"Take it". Take what He gives to you. Receive it. It may not be what you expected. It may look simple and ordinary. It may be beyond your wildest dreams. But accept it. Hold it close. Don't take it lightly.

"Bless it". Add your blessing to what the Lord gives. Pray in thanksgiving and blessing over this offering from God. Your blessing actually adds to the weightiness of the gift of God, and makes us co-partners with Him in what He has intended.

"Break it". C.S.Lewis says that nothing can become what it was intended to be apart from its' being broken. Nothing will ever bear the fruit it was intended for apart from its' visit to the Cross. Every good gift must be broken before it takes its place in the restoration of creation.

"Share it". Every blessing is given that we might be blessed. . . for the sake of the world. Blessings must be shared, or they will die in our clutches.

This is what Jesus did in the feeding of the 5000, and in the Lord's Supper. It's what He does in our lives each day. And it is the very signpost for how we are to make this journey, until we are home in the restored creation.

Sunday, July 11, 2010

My Big Toe

Okay, so I am one of the most severe critics of people who, in a prayer circle, ask for prayer for their "big toe." Which is a symbol of things that really don't matter in the big scope of things.

Okay, so I have two big toes which annually take the brunt of my foolish, perhaps, hobby and avocation of mountain climbing. For those of you initiates or, worse, couch potatoes, who don't have a clue about what downclimbing on steep slopes can do to one's largest toes, here's the deal: they jam into the ends of one's boots, causing significant trauma to the space beneath the big toe nail, which gets bruised, then turns blue because of dead blood, then the toe nail dies, then the new toe nail pushes up from underneath, causing a most hideous and double depth toe nail that takes at least a year to grow out. The unfortunate thing that happens is that one, like me, who is back into the craft of climbing, is already doing the damage of a new year before the old toe nail is done growing out. And that is doubled, because every year I have two toe nails which bear the brunt of these climbs. My toes annually look like death. Sigh.

So, I have been good this 2010 climbing season. As of July 8th, I had already climbed 5 14ers, and 3 other peaks, and 6 other hikes, without damage to my almost healed big toe nails. But Friday the 9th, I did a mountain with my daughter Annie, which is a fairly severe up and downclimb. And somewhere on the way down I realized that my right big toe was in trauma. sigh. Again. sigh.
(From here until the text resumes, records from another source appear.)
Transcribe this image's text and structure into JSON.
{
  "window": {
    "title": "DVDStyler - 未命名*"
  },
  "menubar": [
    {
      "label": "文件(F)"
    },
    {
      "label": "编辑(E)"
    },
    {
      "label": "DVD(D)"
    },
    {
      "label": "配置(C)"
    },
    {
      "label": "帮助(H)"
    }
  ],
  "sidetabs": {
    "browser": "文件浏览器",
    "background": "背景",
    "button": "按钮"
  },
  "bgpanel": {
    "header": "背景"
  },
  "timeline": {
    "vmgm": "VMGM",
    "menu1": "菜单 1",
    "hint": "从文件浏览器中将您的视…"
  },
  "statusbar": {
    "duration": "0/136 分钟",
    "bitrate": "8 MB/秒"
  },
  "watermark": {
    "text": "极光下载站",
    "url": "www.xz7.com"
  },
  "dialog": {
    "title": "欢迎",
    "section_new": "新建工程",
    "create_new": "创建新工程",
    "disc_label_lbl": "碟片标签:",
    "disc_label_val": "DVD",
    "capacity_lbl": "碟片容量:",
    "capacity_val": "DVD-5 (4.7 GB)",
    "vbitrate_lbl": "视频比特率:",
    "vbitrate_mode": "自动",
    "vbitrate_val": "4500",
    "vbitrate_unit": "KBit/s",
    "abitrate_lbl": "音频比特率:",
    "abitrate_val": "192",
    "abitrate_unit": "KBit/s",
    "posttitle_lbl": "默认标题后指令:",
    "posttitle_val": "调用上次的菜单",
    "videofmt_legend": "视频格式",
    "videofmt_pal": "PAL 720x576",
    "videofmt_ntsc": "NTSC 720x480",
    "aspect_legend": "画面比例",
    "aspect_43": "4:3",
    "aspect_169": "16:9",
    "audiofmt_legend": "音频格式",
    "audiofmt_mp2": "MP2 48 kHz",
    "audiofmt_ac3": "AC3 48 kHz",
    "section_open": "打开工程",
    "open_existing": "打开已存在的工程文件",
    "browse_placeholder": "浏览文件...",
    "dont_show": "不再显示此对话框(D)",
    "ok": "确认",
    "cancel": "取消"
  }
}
And sure enough, when I got home to Colorado Springs last night, I could see and feel the story. The area beneath the big toe nail was swollen, the color beneath it was already changing color to a dark blue, and i was in for another year of ridiculous, deadened, dying, god-awful-looking toenail.

So, drawing back to something my dear friend Dan Clader told me years ago, having come to the end of my patience and endurance, I did the only thing that I had left to my disposal. I got out my elecric drill.

Yep. Dan told me years ago about one of his kids having one of these toenails, severely under pressure from the damage done underneath the nail, and how they, around the campfire, found a way to puncture the gathering pressure underneath the nail. And how they got the pressure relieved with something. . .

And so, the electric drill . . . and I decided, in that moment in the garage, that I was ready to try something I had never done, and, good grief, enough is enough, and, heck, I'm a real self who has courage, and personal strength, and, crap, if it doesn't work, then I'm big enough to live with consequences, and dang it, I'm done with this pressure under the toenail.

So, I drilled it. Took the smallest drill bit I had. Hooked it up to the stupid drill, and within, what?, 15 seconds, blasted through the toenail and blood pooled and trapped underneath blasted like an oil geyser up through the tiny hole, and at once there was relief from the pressure and I laughed like a mad man.

Yep. The toe's good. No pressure. No dark blue hideous color. Just a tiny hole in the big toe nail.

Just in case you missed it, I'm a stud. Don't you ever turn your back on me when I have an electric drill in my hand. . .